Start of Material provided
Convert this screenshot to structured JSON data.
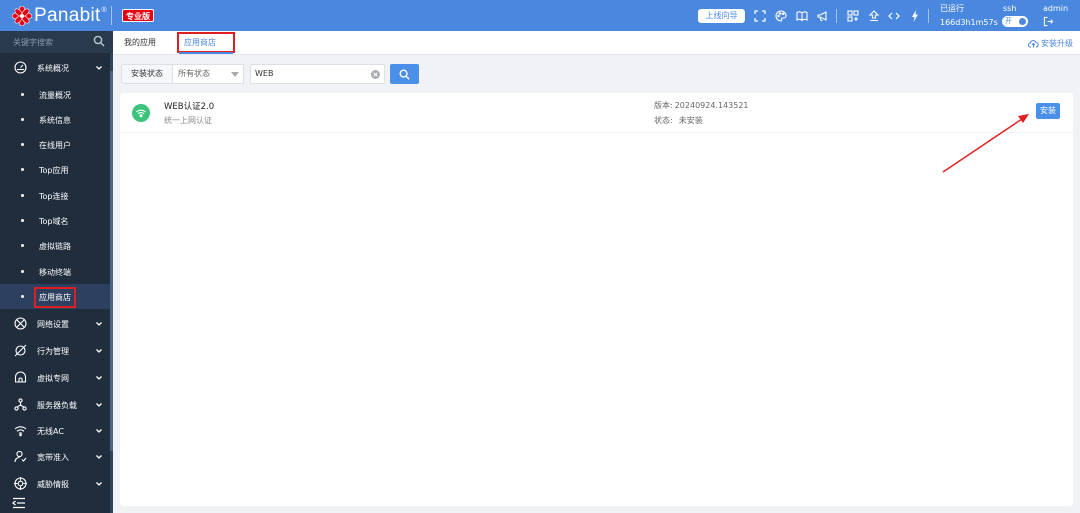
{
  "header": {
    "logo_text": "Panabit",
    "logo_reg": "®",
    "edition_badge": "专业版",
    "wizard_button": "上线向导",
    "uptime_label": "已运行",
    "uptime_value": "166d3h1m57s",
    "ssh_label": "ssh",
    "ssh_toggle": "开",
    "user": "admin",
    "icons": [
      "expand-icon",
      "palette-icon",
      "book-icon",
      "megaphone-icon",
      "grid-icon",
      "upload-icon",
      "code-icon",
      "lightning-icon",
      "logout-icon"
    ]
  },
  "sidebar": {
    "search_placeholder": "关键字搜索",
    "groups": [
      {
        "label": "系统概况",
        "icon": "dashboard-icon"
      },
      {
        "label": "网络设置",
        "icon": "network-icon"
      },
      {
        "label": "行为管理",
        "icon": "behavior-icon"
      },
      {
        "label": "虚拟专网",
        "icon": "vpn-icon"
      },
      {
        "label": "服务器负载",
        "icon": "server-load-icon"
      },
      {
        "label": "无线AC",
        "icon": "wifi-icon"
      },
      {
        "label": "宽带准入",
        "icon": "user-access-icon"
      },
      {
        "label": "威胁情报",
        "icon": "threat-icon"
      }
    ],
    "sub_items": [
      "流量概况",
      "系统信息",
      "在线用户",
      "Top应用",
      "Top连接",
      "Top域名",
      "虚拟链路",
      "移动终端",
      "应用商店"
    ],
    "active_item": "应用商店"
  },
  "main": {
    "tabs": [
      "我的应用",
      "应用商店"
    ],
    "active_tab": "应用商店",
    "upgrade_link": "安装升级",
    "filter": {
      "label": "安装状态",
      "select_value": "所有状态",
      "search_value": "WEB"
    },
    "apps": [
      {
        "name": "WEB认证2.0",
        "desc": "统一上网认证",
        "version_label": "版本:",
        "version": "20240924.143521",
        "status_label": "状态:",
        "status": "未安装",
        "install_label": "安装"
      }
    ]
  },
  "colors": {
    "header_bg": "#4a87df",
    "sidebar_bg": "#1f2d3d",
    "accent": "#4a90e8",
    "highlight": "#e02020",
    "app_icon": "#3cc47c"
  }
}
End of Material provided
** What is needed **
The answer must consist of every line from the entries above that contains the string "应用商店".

** Result of this exercise **
      "应用商店"
    "active_item": "应用商店"
      "应用商店"
    "active_tab": "应用商店",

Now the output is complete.